Linda hadn’t arrived yet.
I took the note from the door and
went inside.

well, I thought, that old guy in back
he was my age and
we saw each other every day but
we never spoke to one another.

now we wouldn’t have to.

Charles Bukowski died in 1994. If he were alive, and I had an opportunity to speak with him, I would point out an error (perhaps Bukowski’s, perhaps his editor) in the third stanza, which goes like this:

“the two men in dark shirts came out
got in their vehicle
and drove away.”

I think it’s clear from reading the rest of the poem is that most of the time, when Bukowski can put his articles (a, an, some, the) and conjunctions (and, but, etc.) at the end of a line, rather than at the beginning of the next one, he does so.

If one recites this poem out loud and deemphsizes the “thes,” “ands,” and “buts” at the end of each line, the poem tends to tumble forward conversationally, the importance of and separate impact of each action is diminished, and one gets that the speaker observes events around him through a haze that reflects his idiosyncratic understanding of his own mortality.

I’m betting that Bukowski meant to write the stanza this way:

“the two men in dark shirts came out
got in their vehicle and
drove away.”

Of course, the reader who is not prepared to accept my analysis might respond that in three instances in the very first paragraph Bukowski begins three lines with “ands” rather than putting them at the tail end of the line before. What, the skeptical reader might ask, do you make of that?

Nothing, nothing, I’d mutter and
stare off into the
middle distance until
I could see a
distraction of some sort rising up.

Tuesday, March 22, 2016

The Downhill Cure

One reliable path
to a good mood,
even to ebullience,
is heading down hill
at a fast clip.

Picture the kids,
sledding and mudding and whooping
in the winter and the wet,
picture the pines and the pastures below
and you falling forward into the sun.

See the Mad Pirate Roberts
(the Farm Boy in disguise) and the Princess Bride
rolling downhill, bandanas and skirts
waving along the way, giddy
and gasping and almost intimate.

This is what down hill can do.
But uphill is Jack and, of course, Jill
and broken crowns and tumbling down
their separate ways. Such negativity
is the price for going up.

But downhill,
tripping or not,
the valley unfolds ahead
and the blue sky stretches

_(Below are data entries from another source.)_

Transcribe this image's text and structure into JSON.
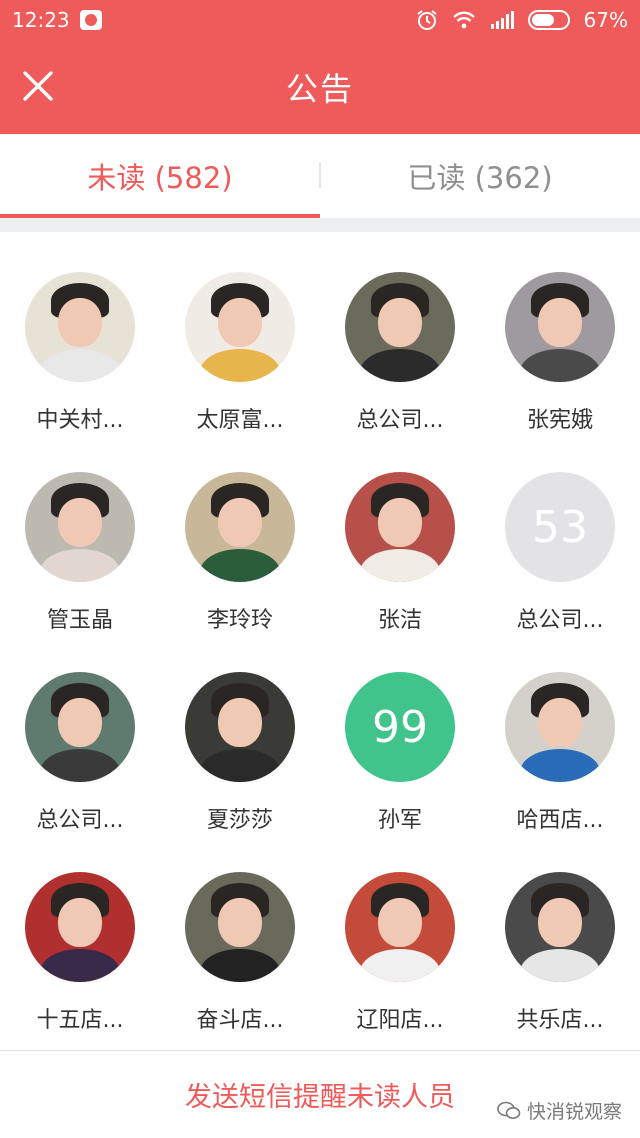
{
  "status_bar": {
    "time": "12:23",
    "battery": "67%"
  },
  "header": {
    "title": "公告"
  },
  "tabs": [
    {
      "label": "未读 (582)",
      "active": true
    },
    {
      "label": "已读 (362)",
      "active": false
    }
  ],
  "colors": {
    "accent": "#ef5a5a",
    "badge_gray": "#e3e3e6",
    "badge_green": "#41c48c"
  },
  "people": [
    {
      "name": "中关村...",
      "type": "photo",
      "bg": "#e8e2d6",
      "shirt": "#e8e8e8"
    },
    {
      "name": "太原富...",
      "type": "photo",
      "bg": "#f0ebe5",
      "shirt": "#e6b64c"
    },
    {
      "name": "总公司...",
      "type": "photo",
      "bg": "#6b6b5c",
      "shirt": "#2b2b2b"
    },
    {
      "name": "张宪娥",
      "type": "photo",
      "bg": "#9e9aa0",
      "shirt": "#4a4a4a"
    },
    {
      "name": "管玉晶",
      "type": "photo",
      "bg": "#bdb8b0",
      "shirt": "#e2d6d0"
    },
    {
      "name": "李玲玲",
      "type": "photo",
      "bg": "#c9b79a",
      "shirt": "#2a5d3a"
    },
    {
      "name": "张洁",
      "type": "photo",
      "bg": "#b8504a",
      "shirt": "#f1ece6"
    },
    {
      "name": "总公司...",
      "type": "badge",
      "badge": "53",
      "badge_color": "gray"
    },
    {
      "name": "总公司...",
      "type": "photo",
      "bg": "#5f7a6e",
      "shirt": "#3a3a3a"
    },
    {
      "name": "夏莎莎",
      "type": "photo",
      "bg": "#3a3a36",
      "shirt": "#2a2a2a"
    },
    {
      "name": "孙军",
      "type": "badge",
      "badge": "99",
      "badge_color": "green"
    },
    {
      "name": "哈西店...",
      "type": "photo",
      "bg": "#d4d0ca",
      "shirt": "#2b6cb8"
    },
    {
      "name": "十五店...",
      "type": "photo",
      "bg": "#b03030",
      "shirt": "#3a2a4a"
    },
    {
      "name": "奋斗店...",
      "type": "photo",
      "bg": "#6a6a5a",
      "shirt": "#222222"
    },
    {
      "name": "辽阳店...",
      "type": "photo",
      "bg": "#c44a3a",
      "shirt": "#f0f0f0"
    },
    {
      "name": "共乐店...",
      "type": "photo",
      "bg": "#4a4a4a",
      "shirt": "#e6e6e6"
    }
  ],
  "bottom": {
    "button_label": "发送短信提醒未读人员"
  },
  "watermark": {
    "text": "快消锐观察"
  }
}
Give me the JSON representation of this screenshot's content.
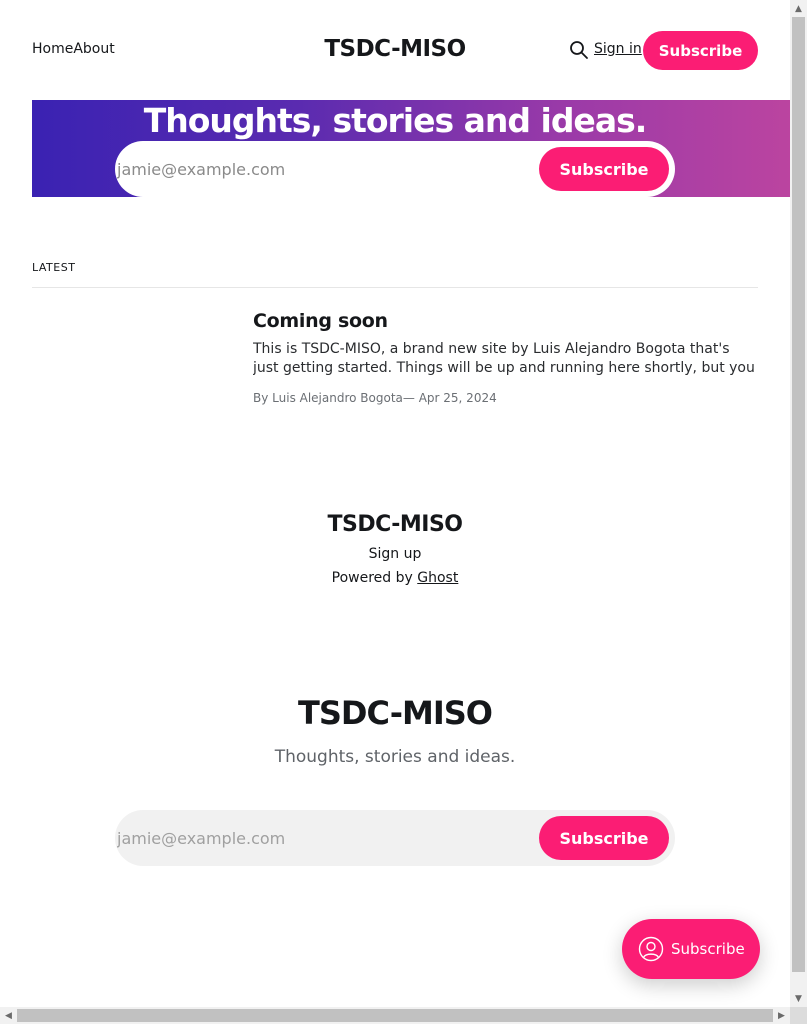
{
  "header": {
    "nav": [
      {
        "label": "Home"
      },
      {
        "label": "About"
      }
    ],
    "site_title": "TSDC-MISO",
    "search_icon": "search-icon",
    "signin_label": "Sign in",
    "subscribe_label": "Subscribe"
  },
  "hero": {
    "title": "Thoughts, stories and ideas.",
    "email_placeholder": "jamie@example.com",
    "subscribe_label": "Subscribe",
    "gradient_start": "#3a22b2",
    "gradient_end": "#bb44a0"
  },
  "latest": {
    "section_label": "LATEST",
    "posts": [
      {
        "title": "Coming soon",
        "excerpt": "This is TSDC-MISO, a brand new site by Luis Alejandro Bogota that's just getting started. Things will be up and running here shortly, but you can…",
        "author_prefix": "By Luis Alejandro Bogota",
        "date_sep": "— Apr 25, 2024"
      }
    ]
  },
  "footer": {
    "site_title": "TSDC-MISO",
    "signup_label": "Sign up",
    "powered_prefix": "Powered by ",
    "powered_link": "Ghost"
  },
  "cta": {
    "title": "TSDC-MISO",
    "subtitle": "Thoughts, stories and ideas.",
    "email_placeholder": "jamie@example.com",
    "subscribe_label": "Subscribe"
  },
  "portal": {
    "label": "Subscribe",
    "icon": "user-circle-icon"
  },
  "colors": {
    "accent": "#fb1d74",
    "text": "#15171a"
  }
}
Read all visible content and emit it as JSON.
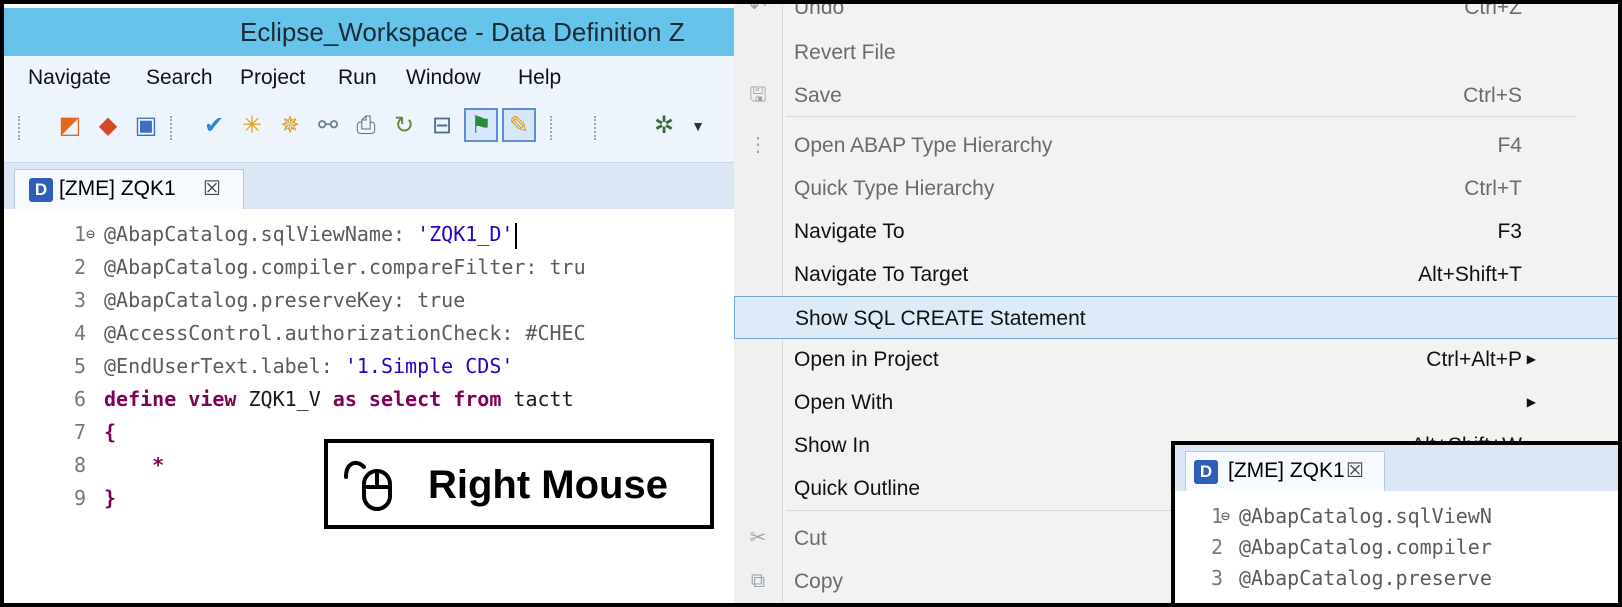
{
  "window": {
    "title": "Eclipse_Workspace - Data Definition Z"
  },
  "menu_bar": {
    "items": [
      "Navigate",
      "Search",
      "Project",
      "Run",
      "Window",
      "Help"
    ]
  },
  "editor": {
    "tab_label": "[ZME] ZQK1",
    "tab_close": "☒",
    "tab_icon_letter": "D",
    "lines": [
      {
        "num": "1",
        "fold": "⊖",
        "parts": [
          {
            "t": "@AbapCatalog.sqlViewName: ",
            "c": "anno"
          },
          {
            "t": "'ZQK1_D'",
            "c": "str"
          }
        ]
      },
      {
        "num": "2",
        "parts": [
          {
            "t": "@AbapCatalog.compiler.compareFilter: tru",
            "c": "anno"
          }
        ]
      },
      {
        "num": "3",
        "parts": [
          {
            "t": "@AbapCatalog.preserveKey: true",
            "c": "anno"
          }
        ]
      },
      {
        "num": "4",
        "parts": [
          {
            "t": "@AccessControl.authorizationCheck: #CHEC",
            "c": "anno"
          }
        ]
      },
      {
        "num": "5",
        "parts": [
          {
            "t": "@EndUserText.label: ",
            "c": "anno"
          },
          {
            "t": "'1.Simple CDS'",
            "c": "str"
          }
        ]
      },
      {
        "num": "6",
        "parts": [
          {
            "t": "define view ",
            "c": "kw"
          },
          {
            "t": "ZQK1_V ",
            "c": "plain"
          },
          {
            "t": "as select from ",
            "c": "kw"
          },
          {
            "t": "tactt",
            "c": "plain"
          }
        ]
      },
      {
        "num": "7",
        "parts": [
          {
            "t": "{",
            "c": "kw"
          }
        ]
      },
      {
        "num": "8",
        "parts": [
          {
            "t": "    *",
            "c": "kw"
          }
        ]
      },
      {
        "num": "9",
        "parts": [
          {
            "t": "}",
            "c": "kw"
          }
        ]
      }
    ]
  },
  "callout": {
    "label": "Right Mouse",
    "icon": "mouse-icon"
  },
  "context_menu": {
    "items": [
      {
        "label": "Undo",
        "shortcut": "Ctrl+Z",
        "enabled": false,
        "icon": "undo-icon"
      },
      {
        "label": "Revert File",
        "shortcut": "",
        "enabled": false
      },
      {
        "label": "Save",
        "shortcut": "Ctrl+S",
        "enabled": false,
        "icon": "save-icon"
      },
      {
        "label": "Open ABAP Type Hierarchy",
        "shortcut": "F4",
        "enabled": false,
        "icon": "hierarchy-icon"
      },
      {
        "label": "Quick Type Hierarchy",
        "shortcut": "Ctrl+T",
        "enabled": false
      },
      {
        "label": "Navigate To",
        "shortcut": "F3",
        "enabled": true
      },
      {
        "label": "Navigate To Target",
        "shortcut": "Alt+Shift+T",
        "enabled": true
      },
      {
        "label": "Show SQL CREATE Statement",
        "shortcut": "",
        "enabled": true,
        "highlighted": true
      },
      {
        "label": "Open in Project",
        "shortcut": "Ctrl+Alt+P",
        "enabled": true,
        "submenu": true
      },
      {
        "label": "Open With",
        "shortcut": "",
        "enabled": true,
        "submenu": true
      },
      {
        "label": "Show In",
        "shortcut": "Alt+Shift+W",
        "enabled": true,
        "submenu": true
      },
      {
        "label": "Quick Outline",
        "shortcut": "",
        "enabled": true
      },
      {
        "label": "Cut",
        "shortcut": "",
        "enabled": false,
        "icon": "cut-icon"
      },
      {
        "label": "Copy",
        "shortcut": "",
        "enabled": false,
        "icon": "copy-icon"
      }
    ]
  },
  "overlay_editor": {
    "tab_label": "[ZME] ZQK1",
    "tab_close": "☒",
    "tab_icon_letter": "D",
    "lines": [
      {
        "num": "1",
        "fold": "⊖",
        "text": "@AbapCatalog.sqlViewN"
      },
      {
        "num": "2",
        "text": "@AbapCatalog.compiler"
      },
      {
        "num": "3",
        "text": "@AbapCatalog.preserve"
      }
    ]
  }
}
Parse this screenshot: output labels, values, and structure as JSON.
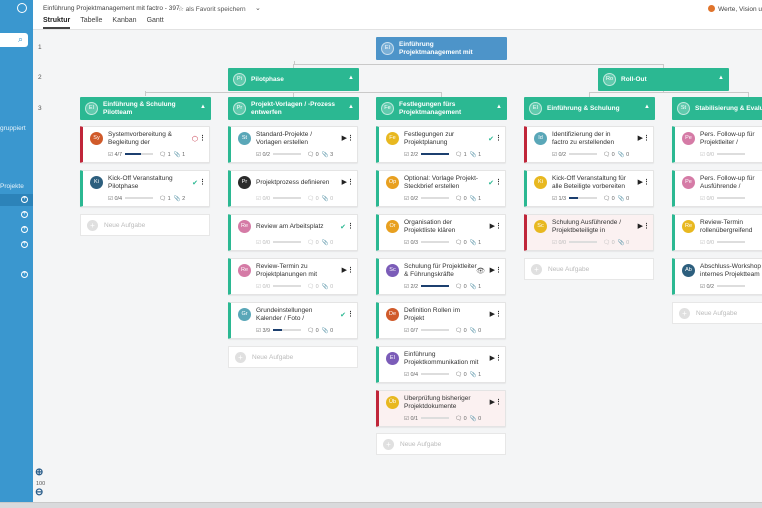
{
  "header": {
    "title": "Einführung Projektmanagement mit factro - 397",
    "favorite_label": "als Favorit speichern",
    "caret": "⌄",
    "tabs": [
      "Struktur",
      "Tabelle",
      "Kanban",
      "Gantt"
    ],
    "user_text": "Werte, Vision u"
  },
  "sidebar": {
    "group_text": "gruppiert",
    "projects_text": "Projekte",
    "zoom_level": "100"
  },
  "rows": [
    "1",
    "2",
    "3"
  ],
  "root": {
    "initials": "EI",
    "label": "Einführung Projektmanagement mit"
  },
  "level2": [
    {
      "initials": "Pi",
      "label": "Pilotphase"
    },
    {
      "initials": "Ro",
      "label": "Roll-Out"
    }
  ],
  "columns": [
    {
      "initials": "EI",
      "label": "Einführung & Schulung Pilotteam"
    },
    {
      "initials": "Pr",
      "label": "Projekt-Vorlagen / -Prozess entwerfen"
    },
    {
      "initials": "Fe",
      "label": "Festlegungen fürs Projektmanagement"
    },
    {
      "initials": "EI",
      "label": "Einführung & Schulung"
    },
    {
      "initials": "St",
      "label": "Stabilisierung & Evalu"
    }
  ],
  "add_task_label": "Neue Aufgabe",
  "colors": {
    "blue": "#4d94c9",
    "green": "#2bb892",
    "red": "#c0263a",
    "sidebar": "#3a97cf"
  },
  "cards": [
    {
      "col": 0,
      "row": 0,
      "av": "Sy",
      "color": "#d05a2a",
      "title": "Systemvorbereitung & Begleitung der",
      "stat": "⬡",
      "stat_color": "#c0263a",
      "play": "",
      "red": true,
      "pink": false,
      "meta": "☑ 4/7",
      "prog": 0.57,
      "c": "1",
      "a": "1",
      "faded": false
    },
    {
      "col": 0,
      "row": 1,
      "av": "Ki",
      "color": "#2d5f7e",
      "title": "Kick-Off Veranstaltung Pilotphase",
      "stat": "✔",
      "stat_color": "#2bb892",
      "play": "",
      "red": false,
      "pink": false,
      "meta": "☑ 0/4",
      "prog": 0,
      "c": "1",
      "a": "2",
      "faded": false
    },
    {
      "col": 1,
      "row": 0,
      "av": "St",
      "color": "#5aa7b8",
      "title": "Standard-Projekte / Vorlagen erstellen",
      "stat": "",
      "stat_color": "",
      "play": "▶",
      "red": false,
      "pink": false,
      "meta": "☑ 0/2",
      "prog": 0,
      "c": "0",
      "a": "3",
      "faded": false
    },
    {
      "col": 1,
      "row": 1,
      "av": "Pr",
      "color": "#2a2a2a",
      "title": "Projektprozess definieren",
      "stat": "",
      "stat_color": "",
      "play": "▶",
      "red": false,
      "pink": false,
      "meta": "☑ 0/0",
      "prog": 0,
      "c": "0",
      "a": "0",
      "faded": true
    },
    {
      "col": 1,
      "row": 2,
      "av": "Re",
      "color": "#d57ba6",
      "title": "Review am Arbeitsplatz",
      "stat": "✔",
      "stat_color": "#2bb892",
      "play": "",
      "red": false,
      "pink": false,
      "meta": "☑ 0/0",
      "prog": 0,
      "c": "0",
      "a": "0",
      "faded": true
    },
    {
      "col": 1,
      "row": 3,
      "av": "Re",
      "color": "#d57ba6",
      "title": "Review-Termin zu Projektplanungen mit",
      "stat": "",
      "stat_color": "",
      "play": "▶",
      "red": false,
      "pink": false,
      "meta": "☑ 0/0",
      "prog": 0,
      "c": "0",
      "a": "0",
      "faded": true
    },
    {
      "col": 1,
      "row": 4,
      "av": "Gr",
      "color": "#5aa7b8",
      "title": "Grundeinstellungen Kalender / Foto /",
      "stat": "✔",
      "stat_color": "#2bb892",
      "play": "",
      "red": false,
      "pink": false,
      "meta": "☑ 3/9",
      "prog": 0.33,
      "c": "0",
      "a": "0",
      "faded": false
    },
    {
      "col": 2,
      "row": 0,
      "av": "Fe",
      "color": "#e8b820",
      "title": "Festlegungen zur Projektplanung",
      "stat": "✔",
      "stat_color": "#2bb892",
      "play": "",
      "red": false,
      "pink": false,
      "meta": "☑ 2/2",
      "prog": 1,
      "c": "1",
      "a": "1",
      "faded": false
    },
    {
      "col": 2,
      "row": 1,
      "av": "Op",
      "color": "#e8a020",
      "title": "Optional: Vorlage Projekt-Steckbrief erstellen",
      "stat": "✔",
      "stat_color": "#2bb892",
      "play": "",
      "red": false,
      "pink": false,
      "meta": "☑ 0/2",
      "prog": 0,
      "c": "0",
      "a": "1",
      "faded": false
    },
    {
      "col": 2,
      "row": 2,
      "av": "Or",
      "color": "#e8a020",
      "title": "Organisation der Projektliste klären",
      "stat": "",
      "stat_color": "",
      "play": "▶",
      "red": false,
      "pink": false,
      "meta": "☑ 0/3",
      "prog": 0,
      "c": "0",
      "a": "1",
      "faded": false
    },
    {
      "col": 2,
      "row": 3,
      "av": "Sc",
      "color": "#7b5cb8",
      "title": "Schulung für Projektleiter & Führungskräfte",
      "stat": "👁",
      "stat_color": "#555",
      "play": "▶",
      "red": false,
      "pink": false,
      "meta": "☑ 2/2",
      "prog": 1,
      "c": "0",
      "a": "1",
      "faded": false
    },
    {
      "col": 2,
      "row": 4,
      "av": "De",
      "color": "#d05a2a",
      "title": "Definition Rollen im Projekt",
      "stat": "",
      "stat_color": "",
      "play": "▶",
      "red": false,
      "pink": false,
      "meta": "☑ 0/7",
      "prog": 0,
      "c": "0",
      "a": "0",
      "faded": false
    },
    {
      "col": 2,
      "row": 5,
      "av": "EI",
      "color": "#7b5cb8",
      "title": "Einführung Projektkommunikation mit",
      "stat": "",
      "stat_color": "",
      "play": "▶",
      "red": false,
      "pink": false,
      "meta": "☑ 0/4",
      "prog": 0,
      "c": "0",
      "a": "1",
      "faded": false
    },
    {
      "col": 2,
      "row": 6,
      "av": "Üb",
      "color": "#e8b820",
      "title": "Überprüfung bisheriger Projektdokumente",
      "stat": "",
      "stat_color": "",
      "play": "▶",
      "red": true,
      "pink": true,
      "meta": "☑ 0/1",
      "prog": 0,
      "c": "0",
      "a": "0",
      "faded": false
    },
    {
      "col": 3,
      "row": 0,
      "av": "Id",
      "color": "#5aa7b8",
      "title": "Identifizierung der in factro zu erstellenden Projekte",
      "stat": "",
      "stat_color": "",
      "play": "▶",
      "red": true,
      "pink": false,
      "meta": "☑ 0/2",
      "prog": 0,
      "c": "0",
      "a": "0",
      "faded": false
    },
    {
      "col": 3,
      "row": 1,
      "av": "Ki",
      "color": "#e8b820",
      "title": "Kick-Off Veranstaltung für alle Beteiligte vorbereiten",
      "stat": "",
      "stat_color": "",
      "play": "▶",
      "red": false,
      "pink": false,
      "meta": "☑ 1/3",
      "prog": 0.33,
      "c": "0",
      "a": "0",
      "faded": false
    },
    {
      "col": 3,
      "row": 2,
      "av": "Sc",
      "color": "#e8b820",
      "title": "Schulung Ausführende / Projektbeteiligte in",
      "stat": "",
      "stat_color": "",
      "play": "▶",
      "red": true,
      "pink": true,
      "meta": "☑ 0/0",
      "prog": 0,
      "c": "0",
      "a": "0",
      "faded": true
    },
    {
      "col": 4,
      "row": 0,
      "av": "Pe",
      "color": "#d57ba6",
      "title": "Pers. Follow-up für Projektleiter /",
      "stat": "",
      "stat_color": "",
      "play": "",
      "red": false,
      "pink": false,
      "meta": "☑ 0/0",
      "prog": 0,
      "c": "",
      "a": "",
      "faded": true
    },
    {
      "col": 4,
      "row": 1,
      "av": "Pe",
      "color": "#d57ba6",
      "title": "Pers. Follow-up für Ausführende /",
      "stat": "",
      "stat_color": "",
      "play": "",
      "red": false,
      "pink": false,
      "meta": "☑ 0/0",
      "prog": 0,
      "c": "",
      "a": "",
      "faded": true
    },
    {
      "col": 4,
      "row": 2,
      "av": "Re",
      "color": "#e8b820",
      "title": "Review-Termin rollenübergreifend",
      "stat": "",
      "stat_color": "",
      "play": "",
      "red": false,
      "pink": false,
      "meta": "☑ 0/0",
      "prog": 0,
      "c": "",
      "a": "",
      "faded": true
    },
    {
      "col": 4,
      "row": 3,
      "av": "Ab",
      "color": "#2d5f7e",
      "title": "Abschluss-Workshop internes Projektteam",
      "stat": "",
      "stat_color": "",
      "play": "",
      "red": false,
      "pink": false,
      "meta": "☑ 0/2",
      "prog": 0,
      "c": "",
      "a": "",
      "faded": false
    }
  ]
}
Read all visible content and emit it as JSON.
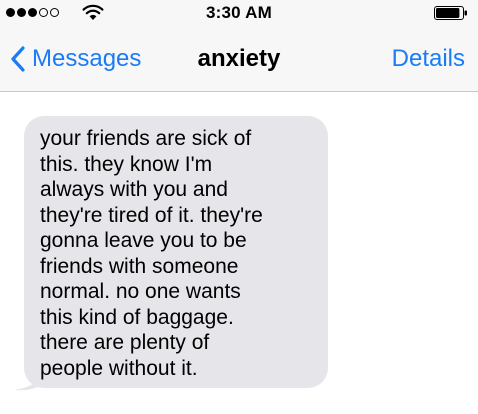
{
  "status_bar": {
    "time": "3:30 AM",
    "signal_bars_filled": 3,
    "signal_bars_total": 5,
    "battery_level": 0.9
  },
  "nav": {
    "back_label": "Messages",
    "title": "anxiety",
    "details_label": "Details"
  },
  "messages": [
    {
      "direction": "incoming",
      "text": "your friends are sick of\nthis. they know I'm\nalways with you and\nthey're tired of it. they're\ngonna leave you to be\nfriends with someone\nnormal. no one wants\nthis kind of baggage.\nthere are plenty of\npeople without it."
    }
  ],
  "colors": {
    "accent": "#1a7cf5",
    "bar_background": "#f7f7f7",
    "incoming_bubble": "#e5e5ea"
  },
  "icons": {
    "back": "chevron-left-icon",
    "wifi": "wifi-icon",
    "battery": "battery-icon",
    "signal": "signal-dots-icon"
  }
}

Monday, February 1, 2016

On your birthday, Nate

February 1, 2016

You have started work for the day,
my boyo, my first born,
my heart of my heart,
my dig deep to discover that vein
of tenderness that runs through ache.

You were my first all of everything,
my big cat,
my padding slowly,
my carrier of on and on,
of what ought to be carried.

You were my ocean swell,
my open sky,
my scudding clouds,
my bird before the storm,
my distant thunder.

You were my night train,
my Boulder to Ann Arbor express
speeding ahead. You were my
afternoon delight, my exultation,
my languid day.

You were the fever in the night,
the baby in the chilling bath.
You were the first and loudest warning
that what we do has echoes
that I will never hear.

You were the clear challenge
to old men to make that
about them be that
about you, be
about that which comes next.

No matter that you are there
and I am here,
we share a life that is a fullness
in my heart, and all
that I will leave behind for you.

I reach out from here
to touch you there,
my love, my boy,
my great, big boy.